EXERCISE DATA —
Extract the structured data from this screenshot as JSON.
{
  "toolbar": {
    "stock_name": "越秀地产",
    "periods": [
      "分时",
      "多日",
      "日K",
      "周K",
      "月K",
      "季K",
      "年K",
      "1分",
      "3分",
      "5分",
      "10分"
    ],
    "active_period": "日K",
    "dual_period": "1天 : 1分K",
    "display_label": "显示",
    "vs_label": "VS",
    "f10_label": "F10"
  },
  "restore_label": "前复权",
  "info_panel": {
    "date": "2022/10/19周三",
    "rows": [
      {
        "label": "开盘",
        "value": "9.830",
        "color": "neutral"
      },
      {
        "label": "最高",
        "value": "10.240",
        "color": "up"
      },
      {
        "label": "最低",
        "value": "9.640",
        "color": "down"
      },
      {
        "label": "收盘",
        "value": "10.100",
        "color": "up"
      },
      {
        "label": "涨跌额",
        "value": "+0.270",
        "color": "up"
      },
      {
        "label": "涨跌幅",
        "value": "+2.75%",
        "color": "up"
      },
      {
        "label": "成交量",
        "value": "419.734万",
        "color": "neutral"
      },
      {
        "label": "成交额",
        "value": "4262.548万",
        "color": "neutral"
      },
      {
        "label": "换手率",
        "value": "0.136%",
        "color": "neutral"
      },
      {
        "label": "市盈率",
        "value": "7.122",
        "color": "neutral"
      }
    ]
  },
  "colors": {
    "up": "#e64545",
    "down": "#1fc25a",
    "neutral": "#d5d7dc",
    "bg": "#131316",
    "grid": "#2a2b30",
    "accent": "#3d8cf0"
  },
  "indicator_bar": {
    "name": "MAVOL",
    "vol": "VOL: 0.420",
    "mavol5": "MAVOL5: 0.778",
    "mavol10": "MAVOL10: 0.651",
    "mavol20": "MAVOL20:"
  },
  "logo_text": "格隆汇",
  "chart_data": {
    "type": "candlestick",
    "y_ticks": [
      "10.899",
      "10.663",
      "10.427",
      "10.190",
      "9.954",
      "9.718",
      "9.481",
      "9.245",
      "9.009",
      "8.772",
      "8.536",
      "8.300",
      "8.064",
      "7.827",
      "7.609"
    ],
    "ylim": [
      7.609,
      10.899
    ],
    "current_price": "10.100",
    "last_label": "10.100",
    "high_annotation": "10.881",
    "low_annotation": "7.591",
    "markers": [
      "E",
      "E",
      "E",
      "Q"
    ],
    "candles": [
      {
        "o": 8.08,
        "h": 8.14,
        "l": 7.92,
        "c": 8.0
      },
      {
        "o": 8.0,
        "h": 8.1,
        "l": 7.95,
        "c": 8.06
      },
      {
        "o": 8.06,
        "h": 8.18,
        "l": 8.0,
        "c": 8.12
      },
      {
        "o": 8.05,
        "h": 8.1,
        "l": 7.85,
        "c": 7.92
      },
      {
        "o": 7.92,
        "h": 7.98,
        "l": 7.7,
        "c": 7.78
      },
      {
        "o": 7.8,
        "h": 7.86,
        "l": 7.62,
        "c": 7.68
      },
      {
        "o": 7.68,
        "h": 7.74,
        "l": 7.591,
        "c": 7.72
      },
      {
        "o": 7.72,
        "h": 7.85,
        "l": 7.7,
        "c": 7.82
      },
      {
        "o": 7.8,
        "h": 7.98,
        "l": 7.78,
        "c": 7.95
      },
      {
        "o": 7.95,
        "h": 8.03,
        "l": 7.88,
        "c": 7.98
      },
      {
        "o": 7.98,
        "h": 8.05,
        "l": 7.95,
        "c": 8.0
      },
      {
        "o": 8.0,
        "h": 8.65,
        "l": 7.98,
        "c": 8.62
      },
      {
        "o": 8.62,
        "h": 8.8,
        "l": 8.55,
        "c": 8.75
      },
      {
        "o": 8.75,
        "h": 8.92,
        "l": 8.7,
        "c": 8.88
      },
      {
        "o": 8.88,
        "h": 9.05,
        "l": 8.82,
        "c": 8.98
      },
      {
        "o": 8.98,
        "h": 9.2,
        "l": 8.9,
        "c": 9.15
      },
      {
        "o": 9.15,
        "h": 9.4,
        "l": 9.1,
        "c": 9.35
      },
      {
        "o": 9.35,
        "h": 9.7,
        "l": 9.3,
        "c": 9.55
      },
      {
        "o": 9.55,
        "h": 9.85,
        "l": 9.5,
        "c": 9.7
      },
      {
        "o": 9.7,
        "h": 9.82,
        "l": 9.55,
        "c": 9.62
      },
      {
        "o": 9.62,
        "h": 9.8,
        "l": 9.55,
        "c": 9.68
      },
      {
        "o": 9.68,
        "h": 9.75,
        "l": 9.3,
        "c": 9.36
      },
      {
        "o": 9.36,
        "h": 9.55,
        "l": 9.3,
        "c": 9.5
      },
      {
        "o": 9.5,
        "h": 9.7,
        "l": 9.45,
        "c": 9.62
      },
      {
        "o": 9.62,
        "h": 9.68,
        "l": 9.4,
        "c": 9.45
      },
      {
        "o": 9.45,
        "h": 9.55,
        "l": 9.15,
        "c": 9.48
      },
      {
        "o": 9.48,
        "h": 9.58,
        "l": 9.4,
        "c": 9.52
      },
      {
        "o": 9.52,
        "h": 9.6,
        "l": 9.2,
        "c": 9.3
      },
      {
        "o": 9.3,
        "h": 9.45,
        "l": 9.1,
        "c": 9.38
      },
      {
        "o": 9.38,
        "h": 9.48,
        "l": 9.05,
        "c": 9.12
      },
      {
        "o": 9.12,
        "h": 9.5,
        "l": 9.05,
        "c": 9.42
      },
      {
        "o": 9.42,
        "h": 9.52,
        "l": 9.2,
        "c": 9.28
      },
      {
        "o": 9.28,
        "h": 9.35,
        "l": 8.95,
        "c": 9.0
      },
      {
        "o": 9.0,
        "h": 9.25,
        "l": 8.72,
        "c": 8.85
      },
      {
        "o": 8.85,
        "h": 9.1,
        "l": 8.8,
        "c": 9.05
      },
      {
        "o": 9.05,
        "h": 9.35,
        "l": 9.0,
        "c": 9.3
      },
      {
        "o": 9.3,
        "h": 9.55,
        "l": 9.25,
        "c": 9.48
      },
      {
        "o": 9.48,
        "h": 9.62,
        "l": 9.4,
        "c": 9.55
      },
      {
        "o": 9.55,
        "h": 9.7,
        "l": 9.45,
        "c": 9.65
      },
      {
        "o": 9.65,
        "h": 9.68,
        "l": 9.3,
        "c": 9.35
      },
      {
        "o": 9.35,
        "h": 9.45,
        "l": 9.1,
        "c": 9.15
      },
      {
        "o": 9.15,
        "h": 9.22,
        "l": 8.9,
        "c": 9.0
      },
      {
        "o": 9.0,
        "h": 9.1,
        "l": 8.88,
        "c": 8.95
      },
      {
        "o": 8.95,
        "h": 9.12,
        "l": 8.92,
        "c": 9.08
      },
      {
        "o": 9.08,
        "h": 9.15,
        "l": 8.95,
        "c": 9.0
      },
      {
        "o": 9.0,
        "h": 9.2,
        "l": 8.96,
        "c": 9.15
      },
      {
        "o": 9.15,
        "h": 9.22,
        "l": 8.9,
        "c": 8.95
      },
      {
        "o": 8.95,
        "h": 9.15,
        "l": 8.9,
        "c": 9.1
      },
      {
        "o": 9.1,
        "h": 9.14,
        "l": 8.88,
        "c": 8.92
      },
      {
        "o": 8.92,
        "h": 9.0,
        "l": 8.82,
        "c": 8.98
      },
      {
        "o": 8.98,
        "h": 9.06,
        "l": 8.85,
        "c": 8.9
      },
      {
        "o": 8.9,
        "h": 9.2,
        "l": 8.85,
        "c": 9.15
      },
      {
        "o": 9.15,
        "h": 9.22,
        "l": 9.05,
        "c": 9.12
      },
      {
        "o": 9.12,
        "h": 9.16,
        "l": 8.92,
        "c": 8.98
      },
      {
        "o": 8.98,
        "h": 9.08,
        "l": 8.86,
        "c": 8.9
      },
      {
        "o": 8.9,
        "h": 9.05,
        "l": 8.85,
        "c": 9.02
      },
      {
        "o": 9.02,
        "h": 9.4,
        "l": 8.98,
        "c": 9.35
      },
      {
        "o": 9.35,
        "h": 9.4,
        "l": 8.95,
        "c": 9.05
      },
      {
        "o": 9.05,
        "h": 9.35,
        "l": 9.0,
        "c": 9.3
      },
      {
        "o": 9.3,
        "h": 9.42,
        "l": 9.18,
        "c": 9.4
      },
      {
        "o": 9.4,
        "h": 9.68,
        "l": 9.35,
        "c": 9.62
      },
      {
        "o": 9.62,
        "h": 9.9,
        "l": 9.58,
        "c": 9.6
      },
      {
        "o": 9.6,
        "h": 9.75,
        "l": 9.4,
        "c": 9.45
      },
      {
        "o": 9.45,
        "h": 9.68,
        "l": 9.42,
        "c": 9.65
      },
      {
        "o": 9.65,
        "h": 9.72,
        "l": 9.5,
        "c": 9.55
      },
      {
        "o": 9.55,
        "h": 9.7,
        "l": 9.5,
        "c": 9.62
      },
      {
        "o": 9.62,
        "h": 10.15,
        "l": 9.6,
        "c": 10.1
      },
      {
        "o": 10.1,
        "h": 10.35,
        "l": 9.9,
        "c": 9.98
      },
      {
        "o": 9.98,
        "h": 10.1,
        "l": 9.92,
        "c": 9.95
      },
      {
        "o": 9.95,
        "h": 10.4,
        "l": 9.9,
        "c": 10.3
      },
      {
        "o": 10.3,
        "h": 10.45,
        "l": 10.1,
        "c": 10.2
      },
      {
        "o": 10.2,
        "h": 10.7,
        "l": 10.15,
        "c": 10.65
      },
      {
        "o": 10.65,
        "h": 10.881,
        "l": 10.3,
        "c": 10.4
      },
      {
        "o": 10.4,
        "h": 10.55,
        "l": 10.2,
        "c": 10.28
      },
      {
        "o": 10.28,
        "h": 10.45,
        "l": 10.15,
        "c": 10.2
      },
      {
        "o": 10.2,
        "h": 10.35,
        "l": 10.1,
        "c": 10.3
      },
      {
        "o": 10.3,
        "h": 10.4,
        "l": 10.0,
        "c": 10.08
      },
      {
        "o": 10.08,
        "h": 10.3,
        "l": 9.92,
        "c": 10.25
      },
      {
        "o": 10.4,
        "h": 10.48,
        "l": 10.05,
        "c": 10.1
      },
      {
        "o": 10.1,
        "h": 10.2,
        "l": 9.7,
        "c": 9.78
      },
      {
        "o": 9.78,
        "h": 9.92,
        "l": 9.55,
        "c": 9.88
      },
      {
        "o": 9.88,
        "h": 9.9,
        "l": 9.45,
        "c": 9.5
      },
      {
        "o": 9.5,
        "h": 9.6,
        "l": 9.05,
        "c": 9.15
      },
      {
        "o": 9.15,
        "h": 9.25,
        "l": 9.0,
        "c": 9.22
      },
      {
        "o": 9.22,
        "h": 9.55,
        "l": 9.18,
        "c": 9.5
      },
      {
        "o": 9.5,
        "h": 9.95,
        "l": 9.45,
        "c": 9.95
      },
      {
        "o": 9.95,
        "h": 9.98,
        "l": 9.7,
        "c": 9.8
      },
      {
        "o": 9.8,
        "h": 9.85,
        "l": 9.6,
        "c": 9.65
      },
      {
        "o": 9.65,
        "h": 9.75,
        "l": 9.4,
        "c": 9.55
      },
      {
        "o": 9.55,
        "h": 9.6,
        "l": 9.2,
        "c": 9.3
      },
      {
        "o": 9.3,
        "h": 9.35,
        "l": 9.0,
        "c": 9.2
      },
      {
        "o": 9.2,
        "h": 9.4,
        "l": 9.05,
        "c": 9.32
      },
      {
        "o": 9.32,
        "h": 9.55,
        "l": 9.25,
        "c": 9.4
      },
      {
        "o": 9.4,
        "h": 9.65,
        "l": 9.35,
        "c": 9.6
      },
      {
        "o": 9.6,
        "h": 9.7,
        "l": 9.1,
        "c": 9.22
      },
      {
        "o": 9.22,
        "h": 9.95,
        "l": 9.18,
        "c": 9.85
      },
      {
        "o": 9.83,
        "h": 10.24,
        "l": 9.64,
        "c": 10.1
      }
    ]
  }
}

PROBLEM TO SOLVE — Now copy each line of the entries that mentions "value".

EXERCISE OUTPUT —
        "value": "9.830",
        "value": "10.240",
        "value": "9.640",
        "value": "10.100",
        "value": "+0.270",
        "value": "+2.75%",
        "value": "419.734万",
        "value": "4262.548万",
        "value": "0.136%",
        "value": "7.122",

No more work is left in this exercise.